While Major League Baseball is moving in a different direction than the Pitch F/X system for some of their newer tracking services for the 2015 season, several of the parks in Arizona have the system installed and running for spring training. The Reds had a split squad game against Colorado on Monday afternoon and the system was up and running at the home of the Rockies.
Michael Lorenzen threw two innings, but he was very effective, needing only 19 pitches to get through both innings. Fourteen of the pitches were strikes. He threw 12 fastballs, what appears to be two change ups and three sliders with two pitches not registering on the system. With a small sample size to work with, just 12 fastballs thrown, and knowing he could go all out a little easier with just two innings on the day, perhaps he let it go a little more, but Lorenzen was throwing his fastball at 96 MPH on the day.
Just kidding. The 96 MPH fastball that he threw was the slowest of the 12 fastballs that he threw on the day. Four of them were 97 MPH and the other seven were all 98 MPH. Not that velocity in that range is out of the question for Lorenzen, who was throwing in the upper 90’s as a reliever, but as a starter he hadn’t really been in that range. The first thing that went through my mind was to double check the velocities of the other pitchers in the game and they lined up with what you would expect from those players, so it would seem that the Pitch F/X system was accurate on the day.

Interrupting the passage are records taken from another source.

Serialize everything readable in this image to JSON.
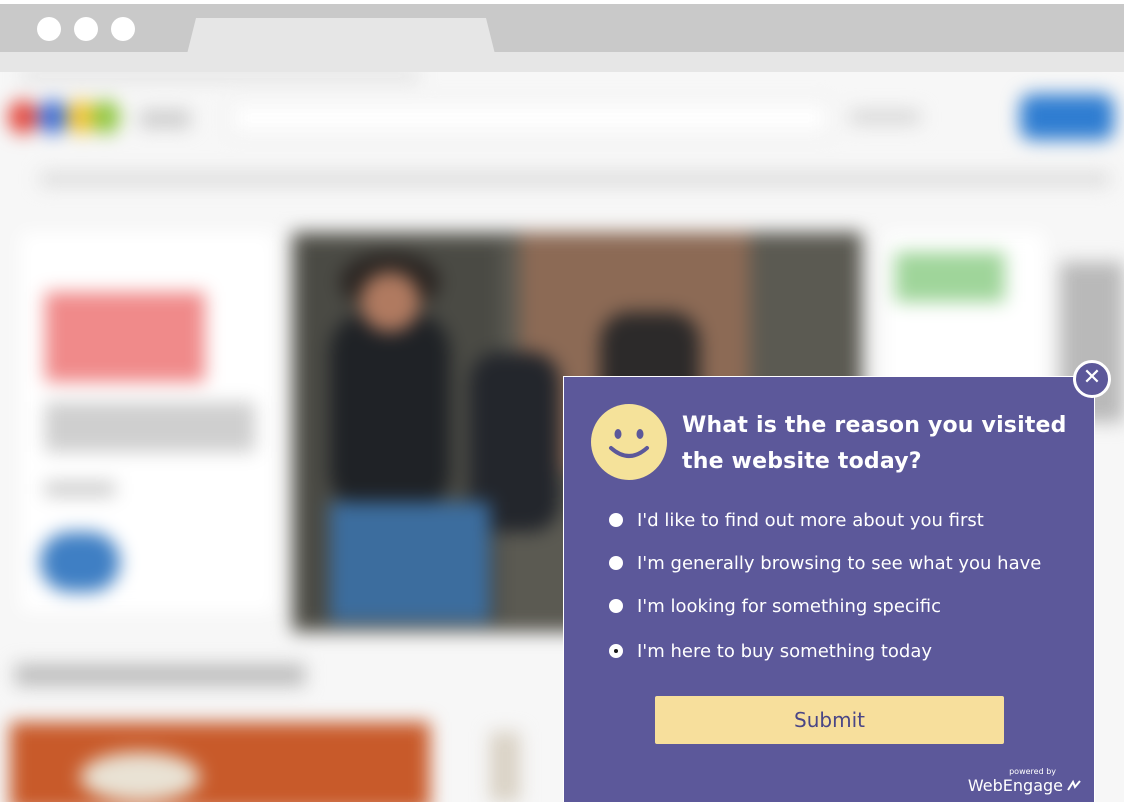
{
  "colors": {
    "popup_bg": "#5c589a",
    "submit_bg": "#f7df9c",
    "submit_text": "#4a4686",
    "smiley": "#f5e29a"
  },
  "browser": {
    "window_buttons": [
      "dot",
      "dot",
      "dot"
    ]
  },
  "survey": {
    "close_icon": "close-icon",
    "smiley_icon": "smiley-face-icon",
    "question": "What is the reason you visited the website today?",
    "options": [
      {
        "label": "I'd like to find out more about you first",
        "selected": false
      },
      {
        "label": "I'm generally browsing to see what you have",
        "selected": false
      },
      {
        "label": "I'm looking for something specific",
        "selected": false
      },
      {
        "label": "I'm here to buy something today",
        "selected": true
      }
    ],
    "submit_label": "Submit",
    "powered_by": "powered by",
    "brand": "WebEngage"
  }
}
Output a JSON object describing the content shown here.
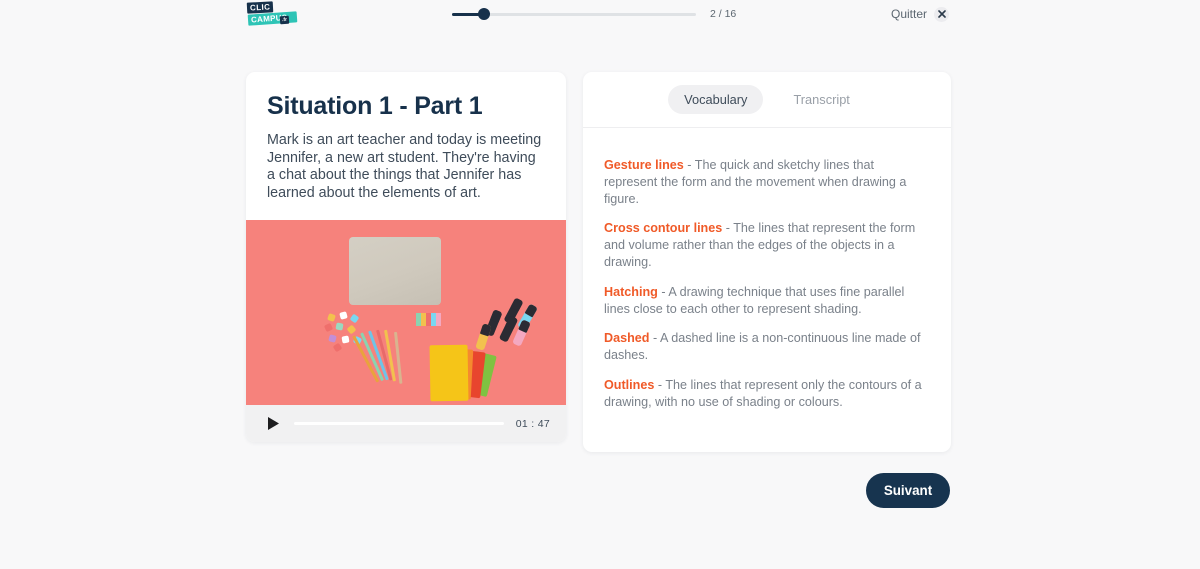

Maybe the spike in velocity is just because of the limited innings and Lorenzen didn’t have to pace himself as much and let it fly. Or maybe he’s picked up some extra velocity after getting a full season in last year and putting in an incredible amount of work in the offseason.